Grass-roots message to NAACP: stop the bickering, move on issues
Keiwut Montgomery from Killeau, Texas, sums up the mood of most blacks at the current convention of the National Association for the Advancement of Colored People (NAACP):
''We in the small-town branches need more inspiration and guidance. Blacks have lost some of the gains made in the '60s, and we're barely holding our own. The NAACP has to take more action here or we may fall behind,'' says Ms. Montgomery, secretary of her local NAACP branch.
The call for a more forceful civil rights battle in the '84 election year is reflected in talk everywhere at the 74th NAACP convention. After a springtime of political infighting, peace has been restored at the top level of leadership.
Now the team of Benjamin L. Hooks, executive director, and Kelly M. Alexander Sr. of Charlotte, N.C., acting chairman, offers promise that a new era of activism is about to begin.
The issues will be the same - voting, economic progress, education, jobs, and housing. But the traditional NAACP legal approach to the civil rights struggle will be amended, say Messrs. Alexander and Hooks. Marches, confrontations, and selective buying will be the basic tools of the NAACP under the leadership of Hooks and Alexander. Such a thrust is welcomed at the local level.
Ms. Montgomery of Texas says she likes the ''new fire of Hooks and Alexander. Their leadership inspires me to return home and light our branch's fire.''
The Rev. Floyd Rose, president of the Toledo, Ohio, branch of the NAACP, agrees.

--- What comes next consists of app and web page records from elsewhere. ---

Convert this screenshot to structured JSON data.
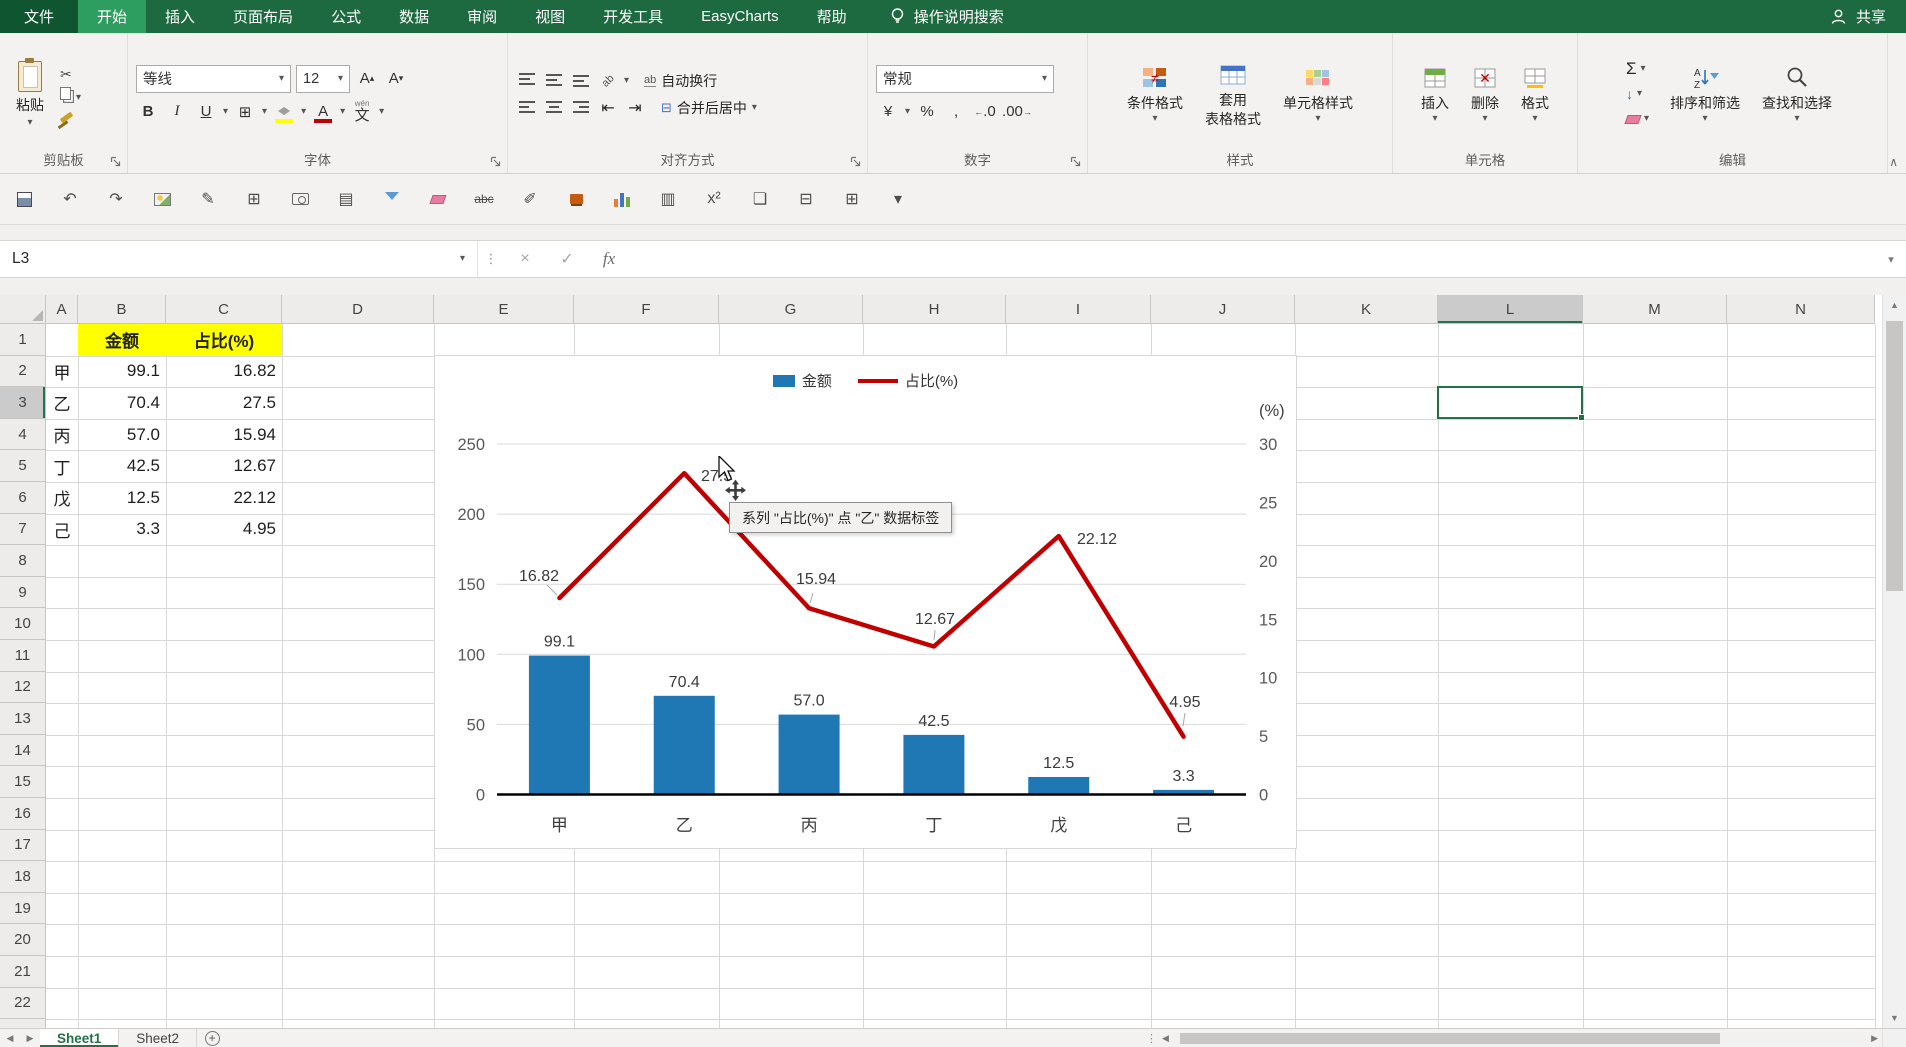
{
  "colors": {
    "accent_green": "#217346",
    "bar_blue": "#1F77B4",
    "line_red": "#C00000",
    "highlight_yellow": "#FFFF00"
  },
  "tabbar": {
    "tabs": [
      {
        "label": "文件",
        "style": "file"
      },
      {
        "label": "开始",
        "active": true
      },
      {
        "label": "插入"
      },
      {
        "label": "页面布局"
      },
      {
        "label": "公式"
      },
      {
        "label": "数据"
      },
      {
        "label": "审阅"
      },
      {
        "label": "视图"
      },
      {
        "label": "开发工具"
      },
      {
        "label": "EasyCharts"
      },
      {
        "label": "帮助"
      }
    ],
    "tellme": "操作说明搜索",
    "share": "共享"
  },
  "ribbon": {
    "clipboard": {
      "label": "剪贴板",
      "paste": "粘贴"
    },
    "font": {
      "label": "字体",
      "font_name": "等线",
      "font_size": "12",
      "phonetic": "文",
      "phonetic_hint": "wén"
    },
    "alignment": {
      "label": "对齐方式",
      "wrap": "自动换行",
      "merge": "合并后居中"
    },
    "number": {
      "label": "数字",
      "format": "常规"
    },
    "styles": {
      "label": "样式",
      "conditional": "条件格式",
      "table_line1": "套用",
      "table_line2": "表格格式",
      "cell_styles": "单元格样式"
    },
    "cells": {
      "label": "单元格",
      "insert": "插入",
      "delete": "删除",
      "format": "格式"
    },
    "editing": {
      "label": "编辑",
      "sum": "Σ",
      "sort_filter": "排序和筛选",
      "find_select": "查找和选择"
    }
  },
  "qat_icons": [
    "save-icon",
    "undo-icon",
    "redo-icon",
    "picture-icon",
    "pencil-edit-icon",
    "add-table-icon",
    "camera-icon",
    "chart-page-icon",
    "filter-icon",
    "eraser-icon",
    "strikethrough-icon",
    "shape-pen-icon",
    "paint-bucket-icon",
    "bar-chart-icon",
    "chart-frame-icon",
    "superscript-icon",
    "comment-icon",
    "merge-cells-icon",
    "borders-icon",
    "qat-more-icon"
  ],
  "formula_bar": {
    "name_box": "L3",
    "fx_label": "fx"
  },
  "grid": {
    "columns": [
      "A",
      "B",
      "C",
      "D",
      "E",
      "F",
      "G",
      "H",
      "I",
      "J",
      "K",
      "L",
      "M",
      "N"
    ],
    "row_count": 23,
    "selected_cell": "L3",
    "selected_column": "L",
    "selected_row": 3,
    "cells": {
      "B1": "金额",
      "C1": "占比(%)",
      "data": [
        {
          "row": 2,
          "cat": "甲",
          "amount": "99.1",
          "pct": "16.82"
        },
        {
          "row": 3,
          "cat": "乙",
          "amount": "70.4",
          "pct": "27.5"
        },
        {
          "row": 4,
          "cat": "丙",
          "amount": "57.0",
          "pct": "15.94"
        },
        {
          "row": 5,
          "cat": "丁",
          "amount": "42.5",
          "pct": "12.67"
        },
        {
          "row": 6,
          "cat": "戊",
          "amount": "12.5",
          "pct": "22.12"
        },
        {
          "row": 7,
          "cat": "己",
          "amount": "3.3",
          "pct": "4.95"
        }
      ]
    }
  },
  "chart_data": {
    "type": "combo",
    "categories": [
      "甲",
      "乙",
      "丙",
      "丁",
      "戊",
      "己"
    ],
    "series": [
      {
        "name": "金额",
        "type": "bar",
        "axis": "left",
        "color": "#1F77B4",
        "values": [
          99.1,
          70.4,
          57.0,
          42.5,
          12.5,
          3.3
        ],
        "labels": [
          "99.1",
          "70.4",
          "57.0",
          "42.5",
          "12.5",
          "3.3"
        ]
      },
      {
        "name": "占比(%)",
        "type": "line",
        "axis": "right",
        "color": "#C00000",
        "values": [
          16.82,
          27.5,
          15.94,
          12.67,
          22.12,
          4.95
        ],
        "labels": [
          "16.82",
          "27.5",
          "15.94",
          "12.67",
          "22.12",
          "4.95"
        ]
      }
    ],
    "left_axis": {
      "min": 0,
      "max": 250,
      "step": 50,
      "ticks": [
        "0",
        "50",
        "100",
        "150",
        "200",
        "250"
      ]
    },
    "right_axis": {
      "min": 0,
      "max": 30,
      "step": 5,
      "ticks": [
        "0",
        "5",
        "10",
        "15",
        "20",
        "25",
        "30"
      ],
      "title": "(%)"
    },
    "legend_position": "top",
    "gridlines": true
  },
  "chart_tooltip": "系列 \"占比(%)\" 点 \"乙\" 数据标签",
  "sheetbar": {
    "tabs": [
      {
        "label": "Sheet1",
        "active": true
      },
      {
        "label": "Sheet2"
      }
    ],
    "add_label": "+"
  }
}
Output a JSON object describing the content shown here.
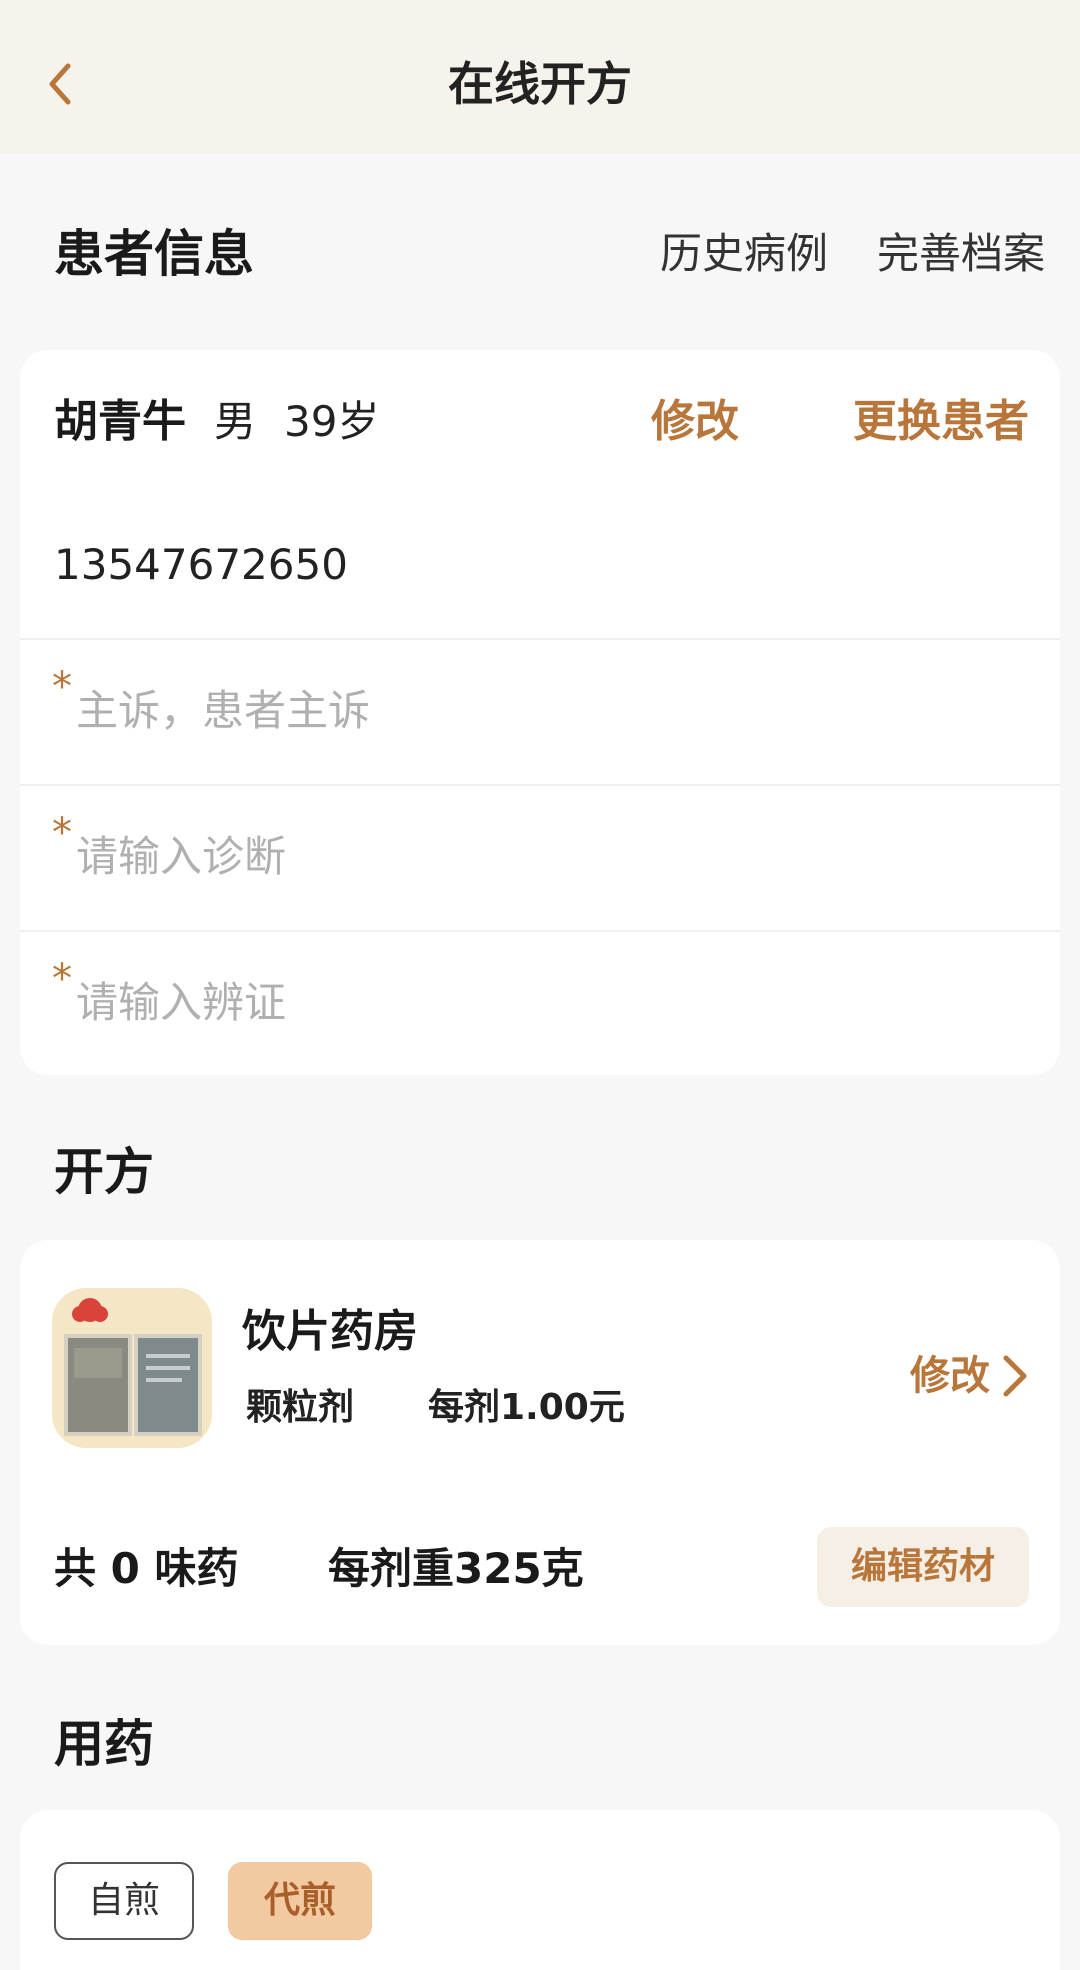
{
  "nav": {
    "title": "在线开方"
  },
  "patient_section": {
    "title": "患者信息",
    "history_label": "历史病例",
    "archive_label": "完善档案"
  },
  "patient": {
    "name": "胡青牛",
    "gender": "男",
    "age": "39岁",
    "modify_label": "修改",
    "change_label": "更换患者",
    "phone": "13547672650"
  },
  "fields": {
    "required_mark": "*",
    "complaint_placeholder": "主诉，患者主诉",
    "diagnosis_placeholder": "请输入诊断",
    "syndrome_placeholder": "请输入辨证"
  },
  "prescription_section": {
    "title": "开方"
  },
  "pharmacy": {
    "name": "饮片药房",
    "dosage_form": "颗粒剂",
    "per_dose_price": "每剂1.00元",
    "modify_label": "修改",
    "herb_count": "共 0 味药",
    "dose_weight": "每剂重325克",
    "edit_label": "编辑药材"
  },
  "usage_section": {
    "title": "用药",
    "self_decoct": "自煎",
    "proxy_decoct": "代煎"
  },
  "colors": {
    "accent": "#b8763a",
    "nav_bg": "#f6f2ec",
    "page_bg": "#f7f7f7",
    "selected_chip_bg": "#f2c9a0"
  }
}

''National policies and national agreements aren't enough,'' he says. ''We must get back to basics at the branch level.''
He lists the basics as litigation in the courts, agitation in the streets, negotiations at the bargaining table, and ''confrontation in whatever form necessary.'' He adds, ''we shall always begin with a meditation in the church.''
Hooks and Alexander presented three priorities for 1984:
Voter registration. Register at least 1 million new voters across the nation, and battle President Reagan. ''We do not advocate a black candidate for president,'' Hooks says. ''The board adheres to tradition. The NAACP supports no political candidate for office. We cannot support a black fantasy of glory and symbolic candidacy. It's better for black people to vote for a candidate who can win and defeat Reaganism.''
Fair Share. This is an economic-development program calling for national corporations to include blacks in their board rooms and in executive positions, and to practice affirmative action among the ranks. It also seeks contracts between major corporations and black minority businesses. Branches are encouraged to do the same at local levels.
Education of blacks. The association has conducted a two-day conference on education involving black and white educators. It will present an education agenda to the convention for approval.
Alexander, a rough-talking, gruff warrior of 43 years of NAACP activity - most of it as president of the North Carolina NAACP, and the past eight years as national board vice-chairman - has established himself as a militant substitute for Margaret Bush Wilson, who was stripped of her powers as chairwoman after a power struggle with Hooks earlier this year.
Although Mrs. Wilson has no official power, her criticisms of the management of the national office are likely to be considered. She may yet press the fight for her ideas.
In his keynote address to the convention, Alexander praised Hooks as a leader , then declared a more militant program of activism for the NAACP. Delegates have already participated in two marches - one for voter registration and another for youth education and employment.
A more sophisticated militancy for the association, ''Black Dollar Day,'' began Wednesday. Delegates exchanged their currency for ''nuisance money,'' two-dollar bills and Susan B. Anthony dollars, to spend in New Orleans until the convention winds up Friday night. This demonstration marks the coming revival of a campaign that was popular decades ago: ''Don't spend your money where you can't work.''
Hooks and Alexander promise to tackle such issues as increasing NAACP membership (which fell to a low of 347,000 last year), improving the group's management, and developing a sound fiscal operation. Mrs. Wilson, a soft-spoken member of several corporate boards, has said that more funds would be available to the NAACP from corporate coffers if the civil rights organization were better managed financially and operationally.
Local leaders promise their own action. The Rev. Mr. Rose became president of the Toledo branch last year after leading 250 people in a demonstration to the mayor's office. ''The mayor told us the NAACP speaks for the black people of Toledo,'' he says. ''So I ran for NAACP president and won.''
The branch's next target will be movie theaters, says Rose. ''We won't patronize a theater that doesn't hire blacks even when it shows a picture starring blacks.''
He notes that a department store that first decided not to deal with the NAACP has changed its course. After several months of selective buying by blacks , the store now includes 28 percent blacks among new hirees, and is employing or training minorities for upper-level jobs, he says.
The Toledo branch motto is, ''We'll add cents to our dollars by teaching our dollars some sense.''
Alexander captured the spirit he advocates when he spoke to the convention:
''This is not a battle but a crusade. My home has been bombed and I have been threatened. This crusade is not for the faint-hearted, for the easily wearied. It's for those who will 'never turn back no more.' ''